### Task item
Could you print every record below exactly as written?

Stored items from a collection:
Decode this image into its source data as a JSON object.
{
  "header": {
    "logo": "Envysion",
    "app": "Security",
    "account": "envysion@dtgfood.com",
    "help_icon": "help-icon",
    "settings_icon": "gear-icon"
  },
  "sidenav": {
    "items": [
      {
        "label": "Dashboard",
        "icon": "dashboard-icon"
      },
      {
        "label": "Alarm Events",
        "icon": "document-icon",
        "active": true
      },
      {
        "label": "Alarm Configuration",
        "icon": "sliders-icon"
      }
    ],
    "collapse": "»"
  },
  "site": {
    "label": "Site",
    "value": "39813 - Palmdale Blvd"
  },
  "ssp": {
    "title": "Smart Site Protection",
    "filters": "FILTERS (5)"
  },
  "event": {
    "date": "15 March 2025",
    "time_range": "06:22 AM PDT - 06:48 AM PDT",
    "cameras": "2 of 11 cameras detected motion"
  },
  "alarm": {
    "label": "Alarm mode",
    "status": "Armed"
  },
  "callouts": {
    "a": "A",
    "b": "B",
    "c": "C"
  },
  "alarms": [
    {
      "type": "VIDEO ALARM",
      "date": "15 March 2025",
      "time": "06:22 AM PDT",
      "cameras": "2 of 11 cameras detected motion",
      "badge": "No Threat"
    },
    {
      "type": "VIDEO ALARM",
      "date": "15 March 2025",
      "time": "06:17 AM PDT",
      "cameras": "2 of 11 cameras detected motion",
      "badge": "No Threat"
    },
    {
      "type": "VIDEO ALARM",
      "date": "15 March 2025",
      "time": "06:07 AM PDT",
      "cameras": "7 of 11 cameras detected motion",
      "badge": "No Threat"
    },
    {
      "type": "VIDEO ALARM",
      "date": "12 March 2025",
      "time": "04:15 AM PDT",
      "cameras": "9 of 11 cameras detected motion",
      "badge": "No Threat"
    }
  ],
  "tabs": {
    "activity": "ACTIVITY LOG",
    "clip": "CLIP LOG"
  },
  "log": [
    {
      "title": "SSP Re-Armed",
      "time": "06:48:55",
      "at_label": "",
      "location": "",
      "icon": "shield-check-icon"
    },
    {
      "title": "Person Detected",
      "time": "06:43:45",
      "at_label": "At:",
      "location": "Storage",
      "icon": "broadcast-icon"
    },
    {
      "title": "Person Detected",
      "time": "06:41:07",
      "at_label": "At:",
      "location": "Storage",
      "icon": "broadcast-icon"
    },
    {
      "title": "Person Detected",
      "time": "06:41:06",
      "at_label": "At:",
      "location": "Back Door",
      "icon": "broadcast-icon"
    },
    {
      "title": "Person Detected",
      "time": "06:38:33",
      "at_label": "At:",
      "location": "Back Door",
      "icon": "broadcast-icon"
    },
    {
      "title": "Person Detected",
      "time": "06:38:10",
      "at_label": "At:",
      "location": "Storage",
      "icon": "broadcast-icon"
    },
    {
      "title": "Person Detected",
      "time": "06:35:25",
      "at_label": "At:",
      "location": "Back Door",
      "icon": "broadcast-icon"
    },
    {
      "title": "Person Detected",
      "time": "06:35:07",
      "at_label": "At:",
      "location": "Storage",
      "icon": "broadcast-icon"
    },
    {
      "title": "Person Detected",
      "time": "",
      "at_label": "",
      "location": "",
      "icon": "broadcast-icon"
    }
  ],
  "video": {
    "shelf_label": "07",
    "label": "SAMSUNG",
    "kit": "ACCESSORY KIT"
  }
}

### Solution
Decode this image into its source data as a JSON object.
{
  "header": {
    "logo": "Envysion",
    "app": "Security",
    "account": "envysion@dtgfood.com",
    "help_icon": "help-icon",
    "settings_icon": "gear-icon"
  },
  "sidenav": {
    "items": [
      {
        "label": "Dashboard",
        "icon": "dashboard-icon"
      },
      {
        "label": "Alarm Events",
        "icon": "document-icon",
        "active": true
      },
      {
        "label": "Alarm Configuration",
        "icon": "sliders-icon"
      }
    ],
    "collapse": "»"
  },
  "site": {
    "label": "Site",
    "value": "39813 - Palmdale Blvd"
  },
  "ssp": {
    "title": "Smart Site Protection",
    "filters": "FILTERS (5)"
  },
  "event": {
    "date": "15 March 2025",
    "time_range": "06:22 AM PDT - 06:48 AM PDT",
    "cameras": "2 of 11 cameras detected motion"
  },
  "alarm": {
    "label": "Alarm mode",
    "status": "Armed"
  },
  "callouts": {
    "a": "A",
    "b": "B",
    "c": "C"
  },
  "alarms": [
    {
      "type": "VIDEO ALARM",
      "date": "15 March 2025",
      "time": "06:22 AM PDT",
      "cameras": "2 of 11 cameras detected motion",
      "badge": "No Threat"
    },
    {
      "type": "VIDEO ALARM",
      "date": "15 March 2025",
      "time": "06:17 AM PDT",
      "cameras": "2 of 11 cameras detected motion",
      "badge": "No Threat"
    },
    {
      "type": "VIDEO ALARM",
      "date": "15 March 2025",
      "time": "06:07 AM PDT",
      "cameras": "7 of 11 cameras detected motion",
      "badge": "No Threat"
    },
    {
      "type": "VIDEO ALARM",
      "date": "12 March 2025",
      "time": "04:15 AM PDT",
      "cameras": "9 of 11 cameras detected motion",
      "badge": "No Threat"
    }
  ],
  "tabs": {
    "activity": "ACTIVITY LOG",
    "clip": "CLIP LOG"
  },
  "log": [
    {
      "title": "SSP Re-Armed",
      "time": "06:48:55",
      "at_label": "",
      "location": "",
      "icon": "shield-check-icon"
    },
    {
      "title": "Person Detected",
      "time": "06:43:45",
      "at_label": "At:",
      "location": "Storage",
      "icon": "broadcast-icon"
    },
    {
      "title": "Person Detected",
      "time": "06:41:07",
      "at_label": "At:",
      "location": "Storage",
      "icon": "broadcast-icon"
    },
    {
      "title": "Person Detected",
      "time": "06:41:06",
      "at_label": "At:",
      "location": "Back Door",
      "icon": "broadcast-icon"
    },
    {
      "title": "Person Detected",
      "time": "06:38:33",
      "at_label": "At:",
      "location": "Back Door",
      "icon": "broadcast-icon"
    },
    {
      "title": "Person Detected",
      "time": "06:38:10",
      "at_label": "At:",
      "location": "Storage",
      "icon": "broadcast-icon"
    },
    {
      "title": "Person Detected",
      "time": "06:35:25",
      "at_label": "At:",
      "location": "Back Door",
      "icon": "broadcast-icon"
    },
    {
      "title": "Person Detected",
      "time": "06:35:07",
      "at_label": "At:",
      "location": "Storage",
      "icon": "broadcast-icon"
    },
    {
      "title": "Person Detected",
      "time": "",
      "at_label": "",
      "location": "",
      "icon": "broadcast-icon"
    }
  ],
  "video": {
    "shelf_label": "07",
    "label": "SAMSUNG",
    "kit": "ACCESSORY KIT"
  }
}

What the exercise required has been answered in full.